Additionally, CAP has also audited our laboratory workflow and the fact that we run clinical samples with appropriate controls using the same parameters that have been established during our validation runs.
In conclusion, a good NGS test (germline as well as somatic DNA analyses) should have:
Caraco, Y., Blotnick, S. & Muszkat, M., 2008. CYP2C9 Genotype-guided Warfarin Prescribing Enhances the Efficacy and Safety of Anticoagulation: A Prospective Randomized Controlled Study. Clinical Pharmacology & Therapeutics, 83(3), pp.460–470. Available at: https://www.ncbi.nlm.nih.gov/pubmed/17851566 [Accessed April 6, 2017].
Malhotra, S. et al., 2016. Candidate genes for alcohol dependence: A genetic association study from India. Indian Journal of Medical Research, 144(5), p.689. Available at: https://www.ncbi.nlm.nih.gov/pubmed/28361821 [Accessed April 6, 2017].
Otto, J.M. et al., 2017. Genetic Variation in the Exome: Associations With Alcohol and Tobacco Co-Use. Psychology of Addictive Behaviors. Available at: https://www.ncbi.nlm.nih.gov/pubmed/28368157 [Accessed April 6, 2017].
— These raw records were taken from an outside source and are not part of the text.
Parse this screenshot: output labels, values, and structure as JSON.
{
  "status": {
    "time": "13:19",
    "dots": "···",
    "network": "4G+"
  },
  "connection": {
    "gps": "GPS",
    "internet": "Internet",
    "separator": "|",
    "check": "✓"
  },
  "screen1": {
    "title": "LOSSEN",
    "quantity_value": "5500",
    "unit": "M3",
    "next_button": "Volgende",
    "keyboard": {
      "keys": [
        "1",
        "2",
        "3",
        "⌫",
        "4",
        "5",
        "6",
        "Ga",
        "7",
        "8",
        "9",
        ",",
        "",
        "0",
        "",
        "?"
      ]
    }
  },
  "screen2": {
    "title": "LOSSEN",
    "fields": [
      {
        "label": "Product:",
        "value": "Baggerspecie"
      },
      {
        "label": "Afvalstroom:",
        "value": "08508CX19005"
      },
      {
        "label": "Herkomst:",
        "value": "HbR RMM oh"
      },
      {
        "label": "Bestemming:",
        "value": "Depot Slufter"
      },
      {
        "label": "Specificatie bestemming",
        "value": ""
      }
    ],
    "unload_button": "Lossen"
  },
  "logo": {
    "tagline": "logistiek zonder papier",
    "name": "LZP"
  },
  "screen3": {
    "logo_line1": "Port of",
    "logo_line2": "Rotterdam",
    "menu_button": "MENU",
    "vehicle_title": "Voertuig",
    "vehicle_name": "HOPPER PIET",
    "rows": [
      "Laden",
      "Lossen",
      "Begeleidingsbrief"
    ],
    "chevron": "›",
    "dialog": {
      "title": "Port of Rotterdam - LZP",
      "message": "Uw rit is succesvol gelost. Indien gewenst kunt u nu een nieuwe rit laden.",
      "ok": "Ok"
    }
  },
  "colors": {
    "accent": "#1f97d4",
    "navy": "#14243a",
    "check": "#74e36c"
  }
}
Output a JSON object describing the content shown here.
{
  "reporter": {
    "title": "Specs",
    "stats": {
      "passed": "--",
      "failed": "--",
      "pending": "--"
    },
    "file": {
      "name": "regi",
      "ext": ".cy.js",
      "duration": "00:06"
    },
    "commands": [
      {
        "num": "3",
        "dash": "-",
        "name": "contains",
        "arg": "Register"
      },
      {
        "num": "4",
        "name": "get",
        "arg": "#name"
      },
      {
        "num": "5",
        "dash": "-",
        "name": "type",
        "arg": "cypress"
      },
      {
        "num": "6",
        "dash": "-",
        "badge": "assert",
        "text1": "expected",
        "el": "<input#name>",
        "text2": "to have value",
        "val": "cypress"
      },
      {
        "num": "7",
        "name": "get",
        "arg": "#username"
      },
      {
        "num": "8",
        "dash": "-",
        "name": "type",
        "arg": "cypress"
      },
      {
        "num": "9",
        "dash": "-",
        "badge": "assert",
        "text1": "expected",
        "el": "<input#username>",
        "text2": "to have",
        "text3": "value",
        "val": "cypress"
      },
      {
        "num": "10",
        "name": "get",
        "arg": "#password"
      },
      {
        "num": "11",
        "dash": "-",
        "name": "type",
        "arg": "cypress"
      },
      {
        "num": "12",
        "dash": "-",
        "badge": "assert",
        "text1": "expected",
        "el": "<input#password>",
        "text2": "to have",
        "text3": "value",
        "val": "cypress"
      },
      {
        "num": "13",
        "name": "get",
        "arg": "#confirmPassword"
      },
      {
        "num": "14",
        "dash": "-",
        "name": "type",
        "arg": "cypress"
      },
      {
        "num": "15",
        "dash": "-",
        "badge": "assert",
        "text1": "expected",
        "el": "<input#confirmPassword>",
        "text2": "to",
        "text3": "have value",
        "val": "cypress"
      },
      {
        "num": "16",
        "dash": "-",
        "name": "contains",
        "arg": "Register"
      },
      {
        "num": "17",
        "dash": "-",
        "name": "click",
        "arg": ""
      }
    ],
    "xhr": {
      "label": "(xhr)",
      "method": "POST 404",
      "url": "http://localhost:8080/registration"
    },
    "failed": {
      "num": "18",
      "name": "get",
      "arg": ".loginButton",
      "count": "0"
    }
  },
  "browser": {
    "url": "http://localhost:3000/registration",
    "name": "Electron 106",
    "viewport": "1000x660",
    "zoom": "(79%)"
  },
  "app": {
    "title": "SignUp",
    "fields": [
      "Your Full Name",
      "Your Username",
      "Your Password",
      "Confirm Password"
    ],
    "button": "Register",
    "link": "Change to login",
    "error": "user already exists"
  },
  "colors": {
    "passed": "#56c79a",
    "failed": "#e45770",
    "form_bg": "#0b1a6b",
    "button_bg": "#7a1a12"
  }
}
Singh, J. et al., 2016. Next-generation sequencing-based method shows increased mutation detection sensitivity in an Indian retinoblastoma cohort. Molecular vision, 22, pp.1036–47. Available at: https://www.ncbi.nlm.nih.gov/pubmed/27582626 [Accessed April 10, 2017].